PROMPT: Go through the listing below and show each line that has the word "ffffff".

TASK DATA:

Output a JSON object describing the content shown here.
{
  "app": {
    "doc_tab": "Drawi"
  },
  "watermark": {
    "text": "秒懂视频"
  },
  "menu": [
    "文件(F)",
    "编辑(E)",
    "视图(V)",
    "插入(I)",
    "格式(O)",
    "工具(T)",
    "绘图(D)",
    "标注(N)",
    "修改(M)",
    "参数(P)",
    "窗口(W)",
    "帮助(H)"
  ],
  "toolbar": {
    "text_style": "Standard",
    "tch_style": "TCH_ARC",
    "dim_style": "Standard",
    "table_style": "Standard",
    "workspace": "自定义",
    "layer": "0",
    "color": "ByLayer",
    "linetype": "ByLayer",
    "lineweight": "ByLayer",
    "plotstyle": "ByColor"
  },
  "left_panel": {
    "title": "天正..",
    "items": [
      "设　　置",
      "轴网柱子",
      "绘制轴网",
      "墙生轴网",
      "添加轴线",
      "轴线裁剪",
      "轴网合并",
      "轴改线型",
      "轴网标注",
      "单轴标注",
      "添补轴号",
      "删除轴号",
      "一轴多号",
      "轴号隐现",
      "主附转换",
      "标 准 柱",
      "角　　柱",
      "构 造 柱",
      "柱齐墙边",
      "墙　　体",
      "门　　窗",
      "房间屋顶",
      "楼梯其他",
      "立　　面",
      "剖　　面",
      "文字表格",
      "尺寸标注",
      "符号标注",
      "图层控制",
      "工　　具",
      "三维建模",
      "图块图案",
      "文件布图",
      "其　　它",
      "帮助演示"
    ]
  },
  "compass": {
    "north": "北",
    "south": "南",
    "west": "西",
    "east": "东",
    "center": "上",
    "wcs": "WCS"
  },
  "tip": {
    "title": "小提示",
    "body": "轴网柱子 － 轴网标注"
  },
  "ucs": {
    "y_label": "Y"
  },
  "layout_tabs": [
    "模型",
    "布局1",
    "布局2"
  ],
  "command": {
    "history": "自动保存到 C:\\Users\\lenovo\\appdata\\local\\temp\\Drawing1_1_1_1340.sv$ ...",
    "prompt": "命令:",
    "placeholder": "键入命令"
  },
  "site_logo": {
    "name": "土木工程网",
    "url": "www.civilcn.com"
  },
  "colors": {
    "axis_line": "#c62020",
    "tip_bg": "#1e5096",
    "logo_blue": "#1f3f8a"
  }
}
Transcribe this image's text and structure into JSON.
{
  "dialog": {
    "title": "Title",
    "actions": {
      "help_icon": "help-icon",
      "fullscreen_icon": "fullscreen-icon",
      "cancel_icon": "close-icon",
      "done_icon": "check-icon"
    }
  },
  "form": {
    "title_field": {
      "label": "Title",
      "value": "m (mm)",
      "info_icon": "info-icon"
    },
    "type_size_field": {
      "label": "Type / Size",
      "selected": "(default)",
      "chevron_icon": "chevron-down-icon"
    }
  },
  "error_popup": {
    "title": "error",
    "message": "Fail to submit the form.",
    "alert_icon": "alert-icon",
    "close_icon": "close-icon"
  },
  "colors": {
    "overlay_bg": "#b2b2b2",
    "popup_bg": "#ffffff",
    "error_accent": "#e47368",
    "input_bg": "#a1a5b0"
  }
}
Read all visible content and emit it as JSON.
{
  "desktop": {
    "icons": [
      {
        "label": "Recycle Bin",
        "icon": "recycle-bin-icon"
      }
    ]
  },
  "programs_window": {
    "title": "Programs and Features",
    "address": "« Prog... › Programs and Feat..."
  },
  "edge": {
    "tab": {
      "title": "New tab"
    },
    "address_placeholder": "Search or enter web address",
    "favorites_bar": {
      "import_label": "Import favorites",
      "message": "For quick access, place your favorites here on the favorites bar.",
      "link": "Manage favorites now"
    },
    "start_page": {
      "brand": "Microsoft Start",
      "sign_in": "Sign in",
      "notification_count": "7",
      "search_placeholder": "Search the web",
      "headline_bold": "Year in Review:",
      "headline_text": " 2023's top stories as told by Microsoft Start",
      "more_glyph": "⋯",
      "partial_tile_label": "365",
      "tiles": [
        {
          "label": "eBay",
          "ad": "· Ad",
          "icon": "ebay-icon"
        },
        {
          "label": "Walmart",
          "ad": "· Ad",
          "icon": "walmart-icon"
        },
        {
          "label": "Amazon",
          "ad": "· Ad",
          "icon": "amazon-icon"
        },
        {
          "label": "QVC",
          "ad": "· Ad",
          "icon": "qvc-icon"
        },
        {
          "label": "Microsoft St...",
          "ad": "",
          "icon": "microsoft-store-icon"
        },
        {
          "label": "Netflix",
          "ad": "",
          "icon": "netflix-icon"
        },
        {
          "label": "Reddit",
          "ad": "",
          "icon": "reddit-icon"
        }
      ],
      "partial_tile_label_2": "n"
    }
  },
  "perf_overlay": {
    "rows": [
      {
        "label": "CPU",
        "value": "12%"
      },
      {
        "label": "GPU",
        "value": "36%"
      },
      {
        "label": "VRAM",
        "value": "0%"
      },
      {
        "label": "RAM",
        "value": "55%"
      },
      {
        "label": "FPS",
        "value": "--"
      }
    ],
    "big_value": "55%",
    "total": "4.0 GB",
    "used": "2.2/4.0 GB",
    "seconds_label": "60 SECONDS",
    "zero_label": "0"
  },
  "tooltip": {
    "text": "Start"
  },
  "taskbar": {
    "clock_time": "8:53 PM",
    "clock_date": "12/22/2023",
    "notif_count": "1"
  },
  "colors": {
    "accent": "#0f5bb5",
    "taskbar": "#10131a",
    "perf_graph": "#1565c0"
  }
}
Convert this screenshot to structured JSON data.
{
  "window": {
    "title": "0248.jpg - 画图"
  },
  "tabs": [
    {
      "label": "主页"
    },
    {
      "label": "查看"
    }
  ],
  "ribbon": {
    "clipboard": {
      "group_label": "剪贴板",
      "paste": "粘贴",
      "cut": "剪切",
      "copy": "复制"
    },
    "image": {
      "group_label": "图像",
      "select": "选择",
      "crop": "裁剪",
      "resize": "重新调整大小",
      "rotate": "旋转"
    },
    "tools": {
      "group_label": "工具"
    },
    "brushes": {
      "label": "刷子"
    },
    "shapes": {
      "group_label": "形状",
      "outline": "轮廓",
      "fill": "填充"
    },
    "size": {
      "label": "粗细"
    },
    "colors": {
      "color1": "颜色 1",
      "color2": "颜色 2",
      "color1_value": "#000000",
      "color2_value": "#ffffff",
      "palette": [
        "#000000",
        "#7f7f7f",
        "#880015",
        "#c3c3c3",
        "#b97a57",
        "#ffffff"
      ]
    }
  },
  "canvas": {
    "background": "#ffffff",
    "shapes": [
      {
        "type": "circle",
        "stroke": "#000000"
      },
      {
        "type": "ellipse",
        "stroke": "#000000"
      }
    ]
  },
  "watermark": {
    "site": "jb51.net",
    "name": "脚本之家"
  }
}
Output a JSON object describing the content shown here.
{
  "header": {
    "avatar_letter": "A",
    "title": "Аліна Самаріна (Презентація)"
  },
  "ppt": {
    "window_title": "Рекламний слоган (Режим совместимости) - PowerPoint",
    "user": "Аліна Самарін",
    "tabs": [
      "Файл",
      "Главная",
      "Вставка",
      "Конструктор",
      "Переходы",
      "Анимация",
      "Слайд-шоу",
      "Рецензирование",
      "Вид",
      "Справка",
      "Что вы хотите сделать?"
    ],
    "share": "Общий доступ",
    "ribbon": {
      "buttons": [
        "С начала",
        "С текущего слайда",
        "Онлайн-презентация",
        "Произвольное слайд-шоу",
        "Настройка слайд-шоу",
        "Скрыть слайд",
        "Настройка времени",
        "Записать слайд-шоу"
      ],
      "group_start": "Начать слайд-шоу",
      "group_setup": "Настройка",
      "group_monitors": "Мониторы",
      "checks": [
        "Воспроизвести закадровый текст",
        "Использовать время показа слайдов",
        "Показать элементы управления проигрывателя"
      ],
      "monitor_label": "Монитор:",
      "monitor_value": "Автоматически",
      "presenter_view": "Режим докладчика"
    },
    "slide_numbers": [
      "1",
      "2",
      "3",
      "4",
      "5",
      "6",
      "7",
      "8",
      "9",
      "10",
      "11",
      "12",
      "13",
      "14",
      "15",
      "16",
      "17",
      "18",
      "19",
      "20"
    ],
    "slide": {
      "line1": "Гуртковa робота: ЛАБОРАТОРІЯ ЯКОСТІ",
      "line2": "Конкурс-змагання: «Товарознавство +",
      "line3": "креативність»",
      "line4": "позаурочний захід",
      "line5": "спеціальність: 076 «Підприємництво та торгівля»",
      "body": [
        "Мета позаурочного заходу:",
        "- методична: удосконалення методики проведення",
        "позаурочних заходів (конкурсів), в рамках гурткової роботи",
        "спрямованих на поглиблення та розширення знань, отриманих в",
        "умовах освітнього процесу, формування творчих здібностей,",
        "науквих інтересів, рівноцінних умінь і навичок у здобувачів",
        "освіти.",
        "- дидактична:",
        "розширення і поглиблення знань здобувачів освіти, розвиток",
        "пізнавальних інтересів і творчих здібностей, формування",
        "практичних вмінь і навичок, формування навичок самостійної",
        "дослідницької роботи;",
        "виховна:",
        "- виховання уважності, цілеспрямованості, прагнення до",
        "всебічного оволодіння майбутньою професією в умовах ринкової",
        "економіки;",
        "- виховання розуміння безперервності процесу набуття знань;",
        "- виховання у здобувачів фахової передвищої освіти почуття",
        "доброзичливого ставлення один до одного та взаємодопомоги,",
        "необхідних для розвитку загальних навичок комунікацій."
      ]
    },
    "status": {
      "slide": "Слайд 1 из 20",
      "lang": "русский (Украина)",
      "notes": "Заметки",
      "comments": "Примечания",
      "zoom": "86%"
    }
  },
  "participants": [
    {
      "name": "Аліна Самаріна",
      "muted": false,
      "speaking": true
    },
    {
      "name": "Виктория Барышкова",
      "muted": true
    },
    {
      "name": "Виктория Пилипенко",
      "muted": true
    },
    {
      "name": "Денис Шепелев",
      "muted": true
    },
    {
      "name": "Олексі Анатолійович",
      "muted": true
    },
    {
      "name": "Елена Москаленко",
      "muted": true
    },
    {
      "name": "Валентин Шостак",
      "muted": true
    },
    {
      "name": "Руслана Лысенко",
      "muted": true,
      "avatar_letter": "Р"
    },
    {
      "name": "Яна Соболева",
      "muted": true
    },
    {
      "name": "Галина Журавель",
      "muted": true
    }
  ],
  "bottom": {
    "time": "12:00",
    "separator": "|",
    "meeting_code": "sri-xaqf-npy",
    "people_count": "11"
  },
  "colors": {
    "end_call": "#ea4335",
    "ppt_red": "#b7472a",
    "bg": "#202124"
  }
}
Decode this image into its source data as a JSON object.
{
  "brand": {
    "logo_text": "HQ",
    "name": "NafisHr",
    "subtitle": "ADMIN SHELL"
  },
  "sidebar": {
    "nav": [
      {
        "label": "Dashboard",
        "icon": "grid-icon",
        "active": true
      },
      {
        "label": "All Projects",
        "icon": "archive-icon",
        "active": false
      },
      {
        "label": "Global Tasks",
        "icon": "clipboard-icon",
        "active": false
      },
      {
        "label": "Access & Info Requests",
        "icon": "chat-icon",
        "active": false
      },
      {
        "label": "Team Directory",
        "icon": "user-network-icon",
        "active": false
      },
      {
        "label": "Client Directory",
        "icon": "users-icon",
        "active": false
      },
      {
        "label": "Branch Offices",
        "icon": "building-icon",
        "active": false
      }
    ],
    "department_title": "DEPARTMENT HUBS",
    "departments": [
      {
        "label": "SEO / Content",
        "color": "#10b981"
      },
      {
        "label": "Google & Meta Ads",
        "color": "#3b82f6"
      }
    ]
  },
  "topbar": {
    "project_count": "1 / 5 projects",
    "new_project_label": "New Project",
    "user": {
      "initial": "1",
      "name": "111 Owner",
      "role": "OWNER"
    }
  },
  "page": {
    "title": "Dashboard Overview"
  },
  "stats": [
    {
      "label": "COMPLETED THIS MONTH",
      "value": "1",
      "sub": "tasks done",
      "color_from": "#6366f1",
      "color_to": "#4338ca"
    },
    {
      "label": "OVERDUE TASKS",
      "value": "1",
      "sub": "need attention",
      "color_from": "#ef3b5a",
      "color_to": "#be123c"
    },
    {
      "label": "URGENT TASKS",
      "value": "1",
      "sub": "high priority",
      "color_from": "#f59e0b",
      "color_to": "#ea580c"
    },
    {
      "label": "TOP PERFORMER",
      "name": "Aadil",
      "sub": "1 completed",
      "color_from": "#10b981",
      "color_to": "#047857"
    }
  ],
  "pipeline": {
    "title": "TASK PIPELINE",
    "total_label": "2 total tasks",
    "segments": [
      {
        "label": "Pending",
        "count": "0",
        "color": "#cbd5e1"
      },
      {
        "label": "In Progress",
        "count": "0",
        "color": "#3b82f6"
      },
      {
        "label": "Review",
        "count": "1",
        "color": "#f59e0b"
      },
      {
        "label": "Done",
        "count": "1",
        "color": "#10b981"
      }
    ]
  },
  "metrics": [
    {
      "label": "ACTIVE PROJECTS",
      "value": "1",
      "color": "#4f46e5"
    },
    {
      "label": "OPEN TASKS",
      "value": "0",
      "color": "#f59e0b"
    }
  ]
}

EXERCISE RESULT:
    "popup_bg": "#ffffff",
      "color2_value": "#ffffff",
        "#ffffff"
    "background": "#ffffff",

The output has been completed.